__Prompt__
Would you retype each of the records exactly as shown?

Stored dataset items:
================
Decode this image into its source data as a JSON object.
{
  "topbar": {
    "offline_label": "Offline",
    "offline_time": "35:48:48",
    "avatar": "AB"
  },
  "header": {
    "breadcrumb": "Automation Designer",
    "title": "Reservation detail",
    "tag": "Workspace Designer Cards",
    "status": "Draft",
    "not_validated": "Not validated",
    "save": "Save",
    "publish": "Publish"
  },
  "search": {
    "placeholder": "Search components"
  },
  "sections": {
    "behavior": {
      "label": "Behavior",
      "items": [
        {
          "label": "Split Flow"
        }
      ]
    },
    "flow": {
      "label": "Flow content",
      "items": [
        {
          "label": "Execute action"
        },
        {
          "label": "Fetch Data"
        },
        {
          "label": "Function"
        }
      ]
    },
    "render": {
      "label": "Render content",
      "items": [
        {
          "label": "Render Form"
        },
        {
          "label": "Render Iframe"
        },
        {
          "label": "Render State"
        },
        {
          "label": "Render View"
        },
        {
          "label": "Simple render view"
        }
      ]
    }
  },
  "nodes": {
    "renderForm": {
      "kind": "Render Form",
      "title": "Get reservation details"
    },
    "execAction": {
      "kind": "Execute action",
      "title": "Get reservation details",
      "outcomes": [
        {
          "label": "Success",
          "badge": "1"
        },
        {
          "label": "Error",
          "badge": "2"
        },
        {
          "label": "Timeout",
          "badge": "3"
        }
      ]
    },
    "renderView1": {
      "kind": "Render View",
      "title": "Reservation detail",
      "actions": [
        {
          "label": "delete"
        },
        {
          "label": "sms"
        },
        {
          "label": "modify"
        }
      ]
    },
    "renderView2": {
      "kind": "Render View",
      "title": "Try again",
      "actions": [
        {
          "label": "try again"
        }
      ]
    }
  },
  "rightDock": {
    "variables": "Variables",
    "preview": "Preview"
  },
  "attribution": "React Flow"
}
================
__Response area__
Decode this image into its source data as a JSON object.
{
  "topbar": {
    "offline_label": "Offline",
    "offline_time": "35:48:48",
    "avatar": "AB"
  },
  "header": {
    "breadcrumb": "Automation Designer",
    "title": "Reservation detail",
    "tag": "Workspace Designer Cards",
    "status": "Draft",
    "not_validated": "Not validated",
    "save": "Save",
    "publish": "Publish"
  },
  "search": {
    "placeholder": "Search components"
  },
  "sections": {
    "behavior": {
      "label": "Behavior",
      "items": [
        {
          "label": "Split Flow"
        }
      ]
    },
    "flow": {
      "label": "Flow content",
      "items": [
        {
          "label": "Execute action"
        },
        {
          "label": "Fetch Data"
        },
        {
          "label": "Function"
        }
      ]
    },
    "render": {
      "label": "Render content",
      "items": [
        {
          "label": "Render Form"
        },
        {
          "label": "Render Iframe"
        },
        {
          "label": "Render State"
        },
        {
          "label": "Render View"
        },
        {
          "label": "Simple render view"
        }
      ]
    }
  },
  "nodes": {
    "renderForm": {
      "kind": "Render Form",
      "title": "Get reservation details"
    },
    "execAction": {
      "kind": "Execute action",
      "title": "Get reservation details",
      "outcomes": [
        {
          "label": "Success",
          "badge": "1"
        },
        {
          "label": "Error",
          "badge": "2"
        },
        {
          "label": "Timeout",
          "badge": "3"
        }
      ]
    },
    "renderView1": {
      "kind": "Render View",
      "title": "Reservation detail",
      "actions": [
        {
          "label": "delete"
        },
        {
          "label": "sms"
        },
        {
          "label": "modify"
        }
      ]
    },
    "renderView2": {
      "kind": "Render View",
      "title": "Try again",
      "actions": [
        {
          "label": "try again"
        }
      ]
    }
  },
  "rightDock": {
    "variables": "Variables",
    "preview": "Preview"
  },
  "attribution": "React Flow"
}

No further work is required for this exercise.